I'm not convinced Mississippi is poor because of its Republican government. It was poor when Democrats ran it for over a hundred years after the Civil War.

neko said...

Speaking for one of the other 49 states, we would love for you guys to be broken into at least two separate states.

(If nothing else, we'd love it if you would split your electoral votes like Nebraska and Maine does.)

Darren said...

So would I. Whoever wins each congressional district gets 1 elector, and whoever wins the state vote overall gets the 2 "senator" electors.

Never happen, for the same reason splitting up the state won't--it would help Republicans.

Eric W. said...

I'll take one half, and our intrepid blogger can have the other half. Deal?

Darren said...

Your sister will want the liberal half.

maxutils said...

What I found interesting about this article was that, though the initial premise was that CA had become too cumbersome to govern due to size and gerrymandering, all of the potential splits offered a ridiculously long, skinny coastal region and a huge bloated inland region.

So, how exactly does that solve either size or gerrymandering issues? All it does is put all the Democrats together (as of now) and all the Republicans (as of now)together. This would be nothing more than an overt gerrymander, and would require that at least two state entitities be responsible for a region that stretches from at least Marin/Sacramento down to San Diego, where everything gets rubberstamped without debate.

To add to the author's snideness, I think those in the costal region would vote themselves all the services they covet, until the movie and high tech regions decided they'd have enough of their taxation; the inland farmers would probably realize that their tax base was not sufficent to provide services over such a geographically large region.

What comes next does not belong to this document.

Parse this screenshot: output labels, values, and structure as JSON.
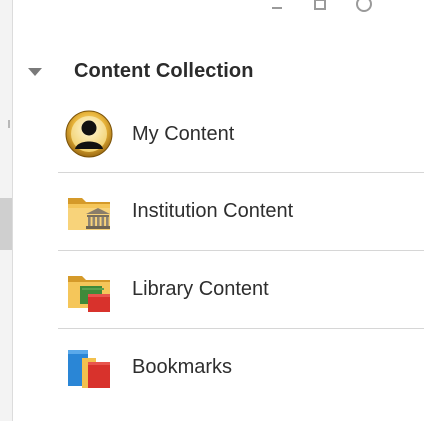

How about splitting the state into North and South, right around Stockton or Los Banos? You'd have smaller, geographically contiguous regions with relatively balanced numbers of Ds and Rs . . .toss in districts that look life squares, and you might have something.

neko said...

Another problem would be figuring out how to fit another star on the flag... You guys may need to split into six states just to avoid star placement issues.

Darren said...

What would be wrong with three concentric circles, each with 17 stars? Do you have issues with the number 17? Or is it circles you don't like?

You're circle-ist.

neko said...

They'd have to be really tiny stars...

maxutils said...

There is no way three concentric circles with 17 stars would fit.

Darren said...

*No* way? It's *impossible*?

neko said...

I discussed this with a friend of mine this morning and he's heard that they already have designs ready for up to 55 states. Not sure where he got this info. I interested to look up more info.

He said that a 51 state flag would consist of alternating rows of eight and nine stars.

maxutils said...

Pretty sure, unless you want to dramatically change the flag's proportions or the size of the stars.

neko said...

In looking up more info on this, I have found that a surprising number of people believe that the United States consists of 52 states! I not sure if they are thinking of playing cards or Miss America contestants, but there appears to be oft repeated misinformation or a strangely held belief about 52 US states!

(The obvious exception is Obama, who has publically stated that there are 57 states.)